$ ecosconfig list
Package CYGPKG_CYGMON (CygMon support via eCos):
aliases: cygmon
versions: <version>
Package CYGPKG_DEVICES_WALLCLOCK_DALLAS_DS1742 (Wallclock driver for Dallas 1742):
aliases: devices_wallclock_ds1742 device_wallclock_ds1742
versions: <version>
Package CYGPKG_DEVICES_WALLCLOCK_SH3 (Wallclock driver for SH3 RTC module):
aliases: devices_wallclock_sh3 device_wallclock_sh3
versions: <version>
Package CYGPKG_DEVICES_WATCHDOG_ARM_AEB (Watchdog driver for ARM/AEB board):
aliases: devices_watchdog_aeb device_watchdog_aeb
versions: <version>
Package CYGPKG_DEVICES_WATCHDOG_ARM_EBSA285 (Watchdog driver for ARM/EBSA285 board):
aliases: devices_watchdog_ebsa285 device_watchdog_ebsa285
versions: <version>

7.3.1. Selecting a Target

To configure for a listed target, type:

$ ecosconfig new <target> [<template>]

The <template> is optional and if none is specified, the default template will be used.
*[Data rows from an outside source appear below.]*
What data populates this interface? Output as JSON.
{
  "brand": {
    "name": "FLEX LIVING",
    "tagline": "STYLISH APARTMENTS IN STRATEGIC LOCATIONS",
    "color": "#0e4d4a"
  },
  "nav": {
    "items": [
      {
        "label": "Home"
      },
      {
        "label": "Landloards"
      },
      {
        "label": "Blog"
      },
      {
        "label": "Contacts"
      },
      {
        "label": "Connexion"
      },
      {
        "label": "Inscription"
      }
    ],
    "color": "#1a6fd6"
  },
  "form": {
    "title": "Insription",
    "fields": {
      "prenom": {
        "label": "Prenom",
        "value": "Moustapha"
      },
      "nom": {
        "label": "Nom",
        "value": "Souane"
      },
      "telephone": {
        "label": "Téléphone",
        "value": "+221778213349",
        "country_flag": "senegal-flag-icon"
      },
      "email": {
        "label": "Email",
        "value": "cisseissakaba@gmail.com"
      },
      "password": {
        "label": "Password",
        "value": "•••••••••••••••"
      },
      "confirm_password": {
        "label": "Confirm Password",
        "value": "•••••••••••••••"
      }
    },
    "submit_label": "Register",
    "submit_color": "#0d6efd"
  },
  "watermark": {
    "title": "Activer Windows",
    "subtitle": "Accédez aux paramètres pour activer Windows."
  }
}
For example, to configure for the ST Micro 32F429IDISCOVERY development board, type:

$ ecosconfig new stm32f429i_disco

You can then edit the generated file, ecos.ecc, setting the options as required for the target (endianess, CPU model, Startup type, etc.). For detailed information about how to edit the ecos.ecc file, see the CDL Writer's Guide and Section 26.8, “Editing an eCos Savefile”.

To create a build tree for the configured target in the current directory where ecos.ecc is located by type:

$ ecosconfig tree

You can use the --builddir to specify a directory for the build tree to be located, other than the current directory, as well as the --config option to specify a path to the configuration file if it is different from ecos.ecc or not in the current directory.

If there are any problem with the configuration, ecosconfig will tell you. The most likely cause of this is mistakes when editing the ecos.ecc file. You can check whether the configuration you have made is correct, without building the tree with the following command:

$ ecosconfig check

If this reports any conflicts you can get ecosconfig to try and resolve them itself by typing:

$ ecosconfig resolve

See Section 26.3, “Conflicts and constraints” for more details.

You can now run the command make or make tests, after which you will be at a similar point you would be after running the Configuration Tool. The library and header files will be in the install subdirectory of the current working directory (unless of course the option --prefix is provided to the ecosconfig tree command to specify the path to the install directory). You can now start developing your own applications, following the steps in Chapter 9, Building and Running Sample Applications.


The build and install directory layout differ between the eCos Configuration Tool and ecosconfig for historic reasons. You can make ecosconfig use the same layout and naming convention as the eCos Configuration Tool by including the -c option with appropriate ecosconfig commands.

The procedure shown above allows you to do very coarse-grained configuration of the eCos kernel: you can select which packages to include in your kernel, and give target and start-up options. But you cannot select components within a package, or set the very fine-grained options.

To select fine-grained configuration options you will need to edit the configuration file ecos.ecc in the current directory and regenerate the build tree.


You should follow the manual configuration process described above very carefully, and you should read the comments in each file to see when one option depends on other options or packages being enabled or disabled. If you do not, you might end up with an inconsistently configured kernel which could fail to build or might execute incorrectly.